The records should be repeated word for word, pictures excluded.

________________________________________

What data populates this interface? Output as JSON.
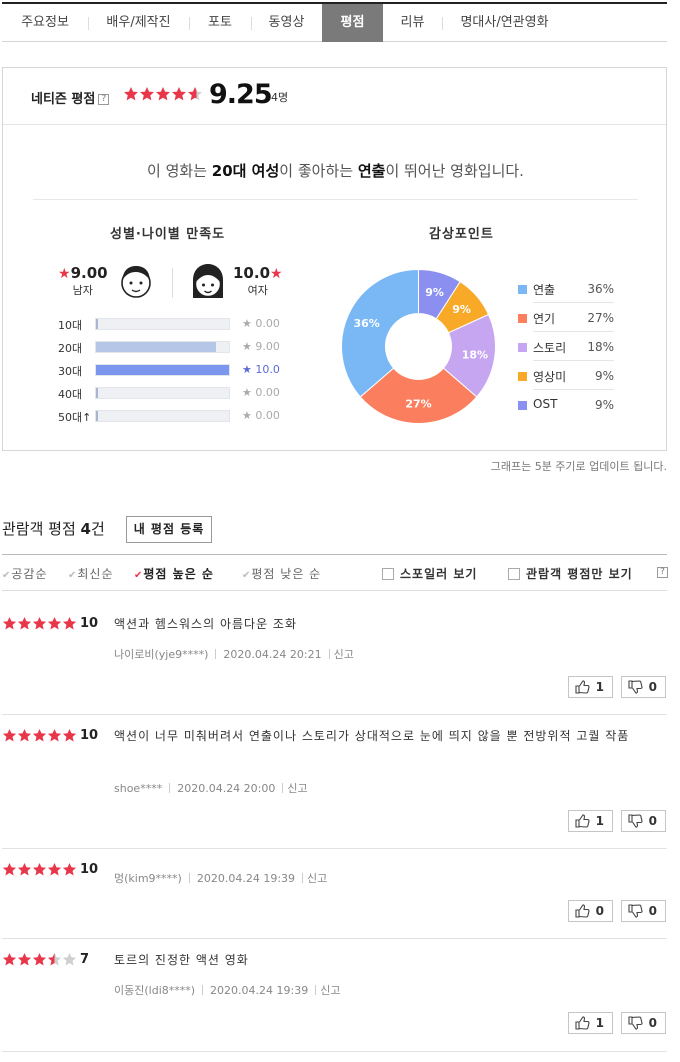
{
  "tabs": [
    {
      "label": "주요정보"
    },
    {
      "label": "배우/제작진"
    },
    {
      "label": "포토"
    },
    {
      "label": "동영상"
    },
    {
      "label": "평점",
      "active": true
    },
    {
      "label": "리뷰"
    },
    {
      "label": "명대사/연관영화"
    }
  ],
  "netizen": {
    "label": "네티즌 평점",
    "help": "?",
    "score": "9.25",
    "score_value": 9.25,
    "count": "4명"
  },
  "summary": {
    "pre": "이 영화는 ",
    "group": "20대 여성",
    "mid": "이 좋아하는 ",
    "point": "연출",
    "post": "이 뛰어난 영화입니다."
  },
  "demographics": {
    "title": "성별·나이별 만족도",
    "male": {
      "score": "9.00",
      "label": "남자"
    },
    "female": {
      "score": "10.0",
      "label": "여자"
    },
    "ages": [
      {
        "label": "10대",
        "value": 0.0,
        "display": "0.00"
      },
      {
        "label": "20대",
        "value": 9.0,
        "display": "9.00"
      },
      {
        "label": "30대",
        "value": 10.0,
        "display": "10.0",
        "top": true
      },
      {
        "label": "40대",
        "value": 0.0,
        "display": "0.00"
      },
      {
        "label": "50대↑",
        "value": 0.0,
        "display": "0.00"
      }
    ]
  },
  "points": {
    "title": "감상포인트",
    "colors": {
      "direction": "#7ab8f5",
      "acting": "#fb7f5e",
      "story": "#c6a6f0",
      "visual": "#f8a928",
      "ost": "#8a8ff0"
    }
  },
  "chart_data": {
    "type": "pie",
    "title": "감상포인트",
    "categories": [
      "연출",
      "연기",
      "스토리",
      "영상미",
      "OST"
    ],
    "values": [
      36,
      27,
      18,
      9,
      9
    ],
    "colors": [
      "#7ab8f5",
      "#fb7f5e",
      "#c6a6f0",
      "#f8a928",
      "#8a8ff0"
    ],
    "labels": [
      "36%",
      "27%",
      "18%",
      "9%",
      "9%"
    ],
    "donut": true,
    "legend": "right"
  },
  "update_note": "그래프는 5분 주기로 업데이트 됩니다.",
  "audience": {
    "title_pre": "관람객 평점 ",
    "count": "4",
    "title_post": "건",
    "register": "내 평점 등록",
    "sorts": [
      "공감순",
      "최신순",
      "평점 높은 순",
      "평점 낮은 순"
    ],
    "active_sort": 2,
    "spoiler": "스포일러 보기",
    "audience_only": "관람객 평점만 보기",
    "help": "?"
  },
  "reviews": [
    {
      "stars": 5,
      "score": "10",
      "text": "액션과 헴스워스의 아름다운 조화",
      "user": "나이로비(yje9****)",
      "date": "2020.04.24 20:21",
      "report": "신고",
      "likes": "1",
      "dislikes": "0"
    },
    {
      "stars": 5,
      "score": "10",
      "text": "액션이 너무 미춰버려서 연출이나 스토리가 상대적으로 눈에 띄지 않을 뿐 전방위적 고퀄 작품",
      "user": "shoe****",
      "date": "2020.04.24 20:00",
      "report": "신고",
      "likes": "1",
      "dislikes": "0"
    },
    {
      "stars": 5,
      "score": "10",
      "text": "",
      "user": "멍(kim9****)",
      "date": "2020.04.24 19:39",
      "report": "신고",
      "likes": "0",
      "dislikes": "0"
    },
    {
      "stars": 3.5,
      "score": "7",
      "text": "토르의 진정한 액션 영화",
      "user": "이동진(ldi8****)",
      "date": "2020.04.24 19:39",
      "report": "신고",
      "likes": "1",
      "dislikes": "0"
    }
  ]
}
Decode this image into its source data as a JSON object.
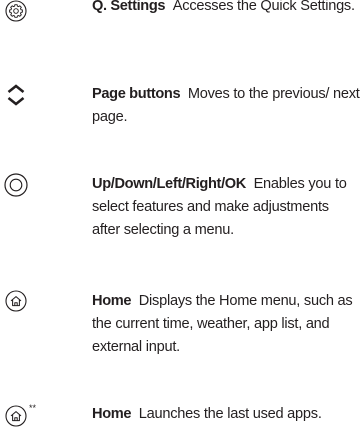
{
  "entries": [
    {
      "icon": "quick-settings-gear-icon",
      "title": "Q. Settings",
      "text": "Accesses the Quick Settings."
    },
    {
      "icon": "page-up-down-chevrons-icon",
      "title": "Page buttons",
      "text": "Moves to the previous/ next page."
    },
    {
      "icon": "wheel-ok-ring-icon",
      "title": "Up/Down/Left/Right/OK",
      "text": "Enables you to select features and make adjustments after selecting a menu."
    },
    {
      "icon": "home-icon",
      "title": "Home",
      "text": "Displays the Home menu, such as the current time, weather, app list, and external input."
    },
    {
      "icon": "home-long-press-icon",
      "icon_mark": "**",
      "title": "Home",
      "text": "Launches the last used apps."
    }
  ]
}
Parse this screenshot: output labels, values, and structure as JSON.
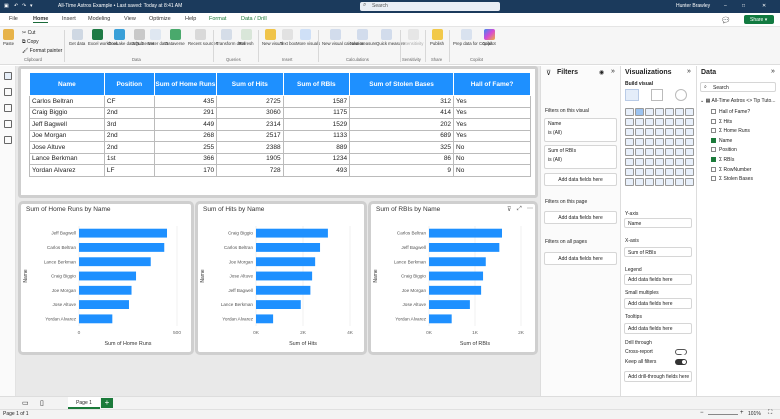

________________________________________

__Expected output__
What data populates this interface? Output as JSON.
{
  "tabs": [
    {
      "label": "주요정보"
    },
    {
      "label": "배우/제작진"
    },
    {
      "label": "포토"
    },
    {
      "label": "동영상"
    },
    {
      "label": "평점",
      "active": true
    },
    {
      "label": "리뷰"
    },
    {
      "label": "명대사/연관영화"
    }
  ],
  "netizen": {
    "label": "네티즌 평점",
    "help": "?",
    "score": "9.25",
    "score_value": 9.25,
    "count": "4명"
  },
  "summary": {
    "pre": "이 영화는 ",
    "group": "20대 여성",
    "mid": "이 좋아하는 ",
    "point": "연출",
    "post": "이 뛰어난 영화입니다."
  },
  "demographics": {
    "title": "성별·나이별 만족도",
    "male": {
      "score": "9.00",
      "label": "남자"
    },
    "female": {
      "score": "10.0",
      "label": "여자"
    },
    "ages": [
      {
        "label": "10대",
        "value": 0.0,
        "display": "0.00"
      },
      {
        "label": "20대",
        "value": 9.0,
        "display": "9.00"
      },
      {
        "label": "30대",
        "value": 10.0,
        "display": "10.0",
        "top": true
      },
      {
        "label": "40대",
        "value": 0.0,
        "display": "0.00"
      },
      {
        "label": "50대↑",
        "value": 0.0,
        "display": "0.00"
      }
    ]
  },
  "points": {
    "title": "감상포인트",
    "colors": {
      "direction": "#7ab8f5",
      "acting": "#fb7f5e",
      "story": "#c6a6f0",
      "visual": "#f8a928",
      "ost": "#8a8ff0"
    }
  },
  "chart_data": {
    "type": "pie",
    "title": "감상포인트",
    "categories": [
      "연출",
      "연기",
      "스토리",
      "영상미",
      "OST"
    ],
    "values": [
      36,
      27,
      18,
      9,
      9
    ],
    "colors": [
      "#7ab8f5",
      "#fb7f5e",
      "#c6a6f0",
      "#f8a928",
      "#8a8ff0"
    ],
    "labels": [
      "36%",
      "27%",
      "18%",
      "9%",
      "9%"
    ],
    "donut": true,
    "legend": "right"
  },
  "update_note": "그래프는 5분 주기로 업데이트 됩니다.",
  "audience": {
    "title_pre": "관람객 평점 ",
    "count": "4",
    "title_post": "건",
    "register": "내 평점 등록",
    "sorts": [
      "공감순",
      "최신순",
      "평점 높은 순",
      "평점 낮은 순"
    ],
    "active_sort": 2,
    "spoiler": "스포일러 보기",
    "audience_only": "관람객 평점만 보기",
    "help": "?"
  },
  "reviews": [
    {
      "stars": 5,
      "score": "10",
      "text": "액션과 헴스워스의 아름다운 조화",
      "user": "나이로비(yje9****)",
      "date": "2020.04.24 20:21",
      "report": "신고",
      "likes": "1",
      "dislikes": "0"
    },
    {
      "stars": 5,
      "score": "10",
      "text": "액션이 너무 미춰버려서 연출이나 스토리가 상대적으로 눈에 띄지 않을 뿐 전방위적 고퀄 작품",
      "user": "shoe****",
      "date": "2020.04.24 20:00",
      "report": "신고",
      "likes": "1",
      "dislikes": "0"
    },
    {
      "stars": 5,
      "score": "10",
      "text": "",
      "user": "멍(kim9****)",
      "date": "2020.04.24 19:39",
      "report": "신고",
      "likes": "0",
      "dislikes": "0"
    },
    {
      "stars": 3.5,
      "score": "7",
      "text": "토르의 진정한 액션 영화",
      "user": "이동진(ldi8****)",
      "date": "2020.04.24 19:39",
      "report": "신고",
      "likes": "1",
      "dislikes": "0"
    }
  ]
}
Decode this image into its source data as a JSON object.
{
  "entries": [
    {
      "icon": "quick-settings-gear-icon",
      "title": "Q. Settings",
      "text": "Accesses the Quick Settings."
    },
    {
      "icon": "page-up-down-chevrons-icon",
      "title": "Page buttons",
      "text": "Moves to the previous/ next page."
    },
    {
      "icon": "wheel-ok-ring-icon",
      "title": "Up/Down/Left/Right/OK",
      "text": "Enables you to select features and make adjustments after selecting a menu."
    },
    {
      "icon": "home-icon",
      "title": "Home",
      "text": "Displays the Home menu, such as the current time, weather, app list, and external input."
    },
    {
      "icon": "home-long-press-icon",
      "icon_mark": "**",
      "title": "Home",
      "text": "Launches the last used apps."
    }
  ]
}
Parse this screenshot: output labels, values, and structure as JSON.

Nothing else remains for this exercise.